If possible, isolate the failing case to the smallest possible change that breaks. It is not always easy to do this so if you cannot manage it for your report, do not worry. However, if you plan your development cycle well, using small enough change sets per iteration, you may be able to isolate the problem by constructing a simpler 'base' configuration that closely matches your actual configuration plus just the broken change set added to it. If you have a hard time sorting out which of your changes broke, it may be that you are including too much in each change set and should develop in smaller increments.

14.6 Use the correct package to report the bug against

If you do not know what component is responsible for the bug or if the bug is a general bug concerning live systems, you can fill a bug against the debian-live pseudo-package.
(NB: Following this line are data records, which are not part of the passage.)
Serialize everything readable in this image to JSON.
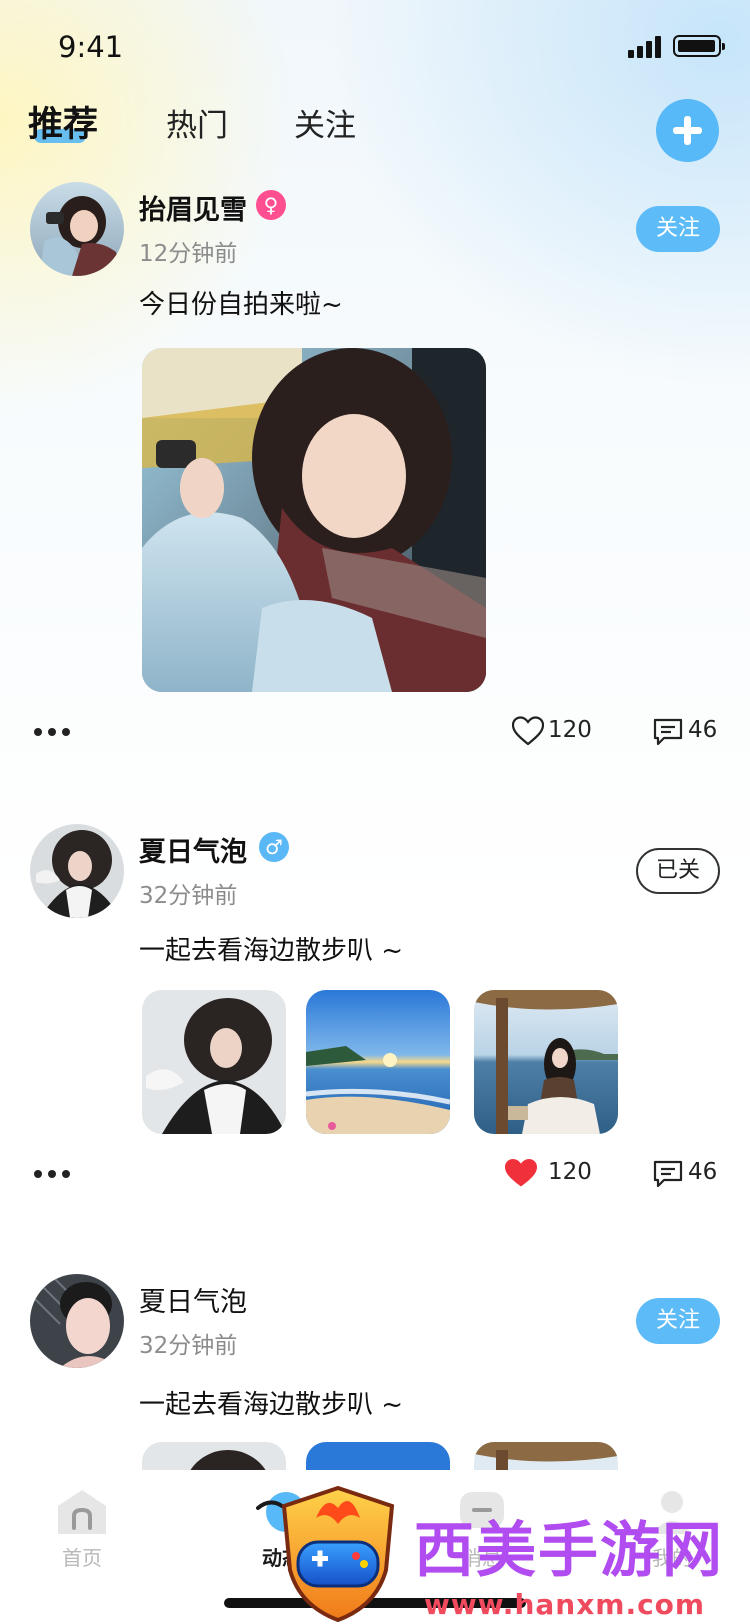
{
  "status_bar": {
    "time": "9:41"
  },
  "header": {
    "tabs": [
      {
        "label": "推荐",
        "active": true
      },
      {
        "label": "热门",
        "active": false
      },
      {
        "label": "关注",
        "active": false
      }
    ],
    "add_icon": "plus-icon"
  },
  "posts": [
    {
      "username": "抬眉见雪",
      "gender": "female",
      "gender_symbol": "♀",
      "time": "12分钟前",
      "follow_label": "关注",
      "followed": false,
      "text": "今日份自拍来啦~",
      "image_count": 1,
      "liked": false,
      "likes": "120",
      "comments": "46"
    },
    {
      "username": "夏日气泡",
      "gender": "male",
      "gender_symbol": "♂",
      "time": "32分钟前",
      "follow_label": "已关",
      "followed": true,
      "text": "一起去看海边散步叭 ~",
      "image_count": 3,
      "liked": true,
      "likes": "120",
      "comments": "46"
    },
    {
      "username": "夏日气泡",
      "time": "32分钟前",
      "follow_label": "关注",
      "followed": false,
      "text": "一起去看海边散步叭 ~",
      "image_count": 3
    }
  ],
  "tab_bar": {
    "items": [
      {
        "label": "首页",
        "icon": "home-icon",
        "active": false
      },
      {
        "label": "动态",
        "icon": "moments-icon",
        "active": true
      },
      {
        "label": "消息",
        "icon": "message-icon",
        "active": false
      },
      {
        "label": "我的",
        "icon": "profile-icon",
        "active": false
      }
    ]
  },
  "watermark": {
    "title": "西美手游网",
    "url": "www.hanxm.com"
  },
  "colors": {
    "accent": "#5dbbf8",
    "female": "#ff4f91",
    "like_active": "#f0303a",
    "text": "#111111",
    "muted": "#8c8c8c"
  }
}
However, we would appreciate it if you try to narrow it down according to where the bug appears.

14.6.1 At build time while bootstrapping

live-build first bootstraps a basic Debian system with debootstrap or cdebootstrap. Depending on the bootstrapping tool used and the Debian distribution it is bootstrapping, it may fail. If a bug appears here, check if the error is related to a specific Debian package (most likely), or if it is related to the bootstrapping tool itself.

In both cases, this is not a bug in the live system, but rather in Debian itself and probably we cannot fix it directly. Please report such a bug against the bootstrapping tool or the failing package.

14.6.2 At build time while installing packages

live-build installs additional packages from the Debian archive and depending on the Debian distribution used and the daily archive state, it can fail. If a bug appears here, check if the error is also reproducible on a normal system.

If this is the case, this is not a bug in the live system, but rather in Debian - please report it against the failing package. Running debootstrap separately from the Live system build or running lb bootstrap --debug will give you more information.

Also, if you are using a local mirror and/or any sort of proxy and you are experiencing a problem, please always reproduce it first by bootstrapping from an official mirror.

14.6.3 At boot time

If your image does not boot, please report it to the mailing list together with the information requested in Collect information. Do not forget to mention, how/when the image failed exactly, whether using virtualization or real hardware. If you are using a virtualization technology of any kind, please always run it on real hardware before reporting a bug. Providing a screenshot of the failure is also very helpful.

14.6.4 At run time

If a package was successfully installed, but fails while actually running the Live system, this is probably a bug in the live system. However:

14.7 Do the research

Before filing the bug, please search the web for the particular error message or symptom you are getting. As it is highly unlikely that you are the only person experiencing a particular problem. There is always a chance that it has been discussed elsewhere and a possible solution, patch, or workaround has been proposed.

You should pay particular attention to the live systems mailing list, as well as the homepage, as these are likely to contain the most up-to-date information. If such information exists, always include the references to it in your bug report.

In addition, you should check the current bug lists for live-build, live-boot, live-config and live-tools to see whether something similar has already been reported.

14.8 Where to report bugs

The Live Systems Project keeps track of all bugs in the Bug Tracking System (BTS). For information on how to use the system, please see ‹›. You can also submit the bugs by using the reportbug command from the package with the same name.

In general, you should report build time errors against the live-build package, boot time errors against live-boot, and run time errors against live-config. If you are unsure of which package is appropriate or need more help before submitting a bug report, please report it against the debian-live pseudo-package. We will then take care about it and reassign it where appropriate.

Please note that bugs found in distributions derived from Debian (such as Ubuntu and others) should not be reported to the Debian BTS unless they can be also reproduced on a Debian system using official Debian packages.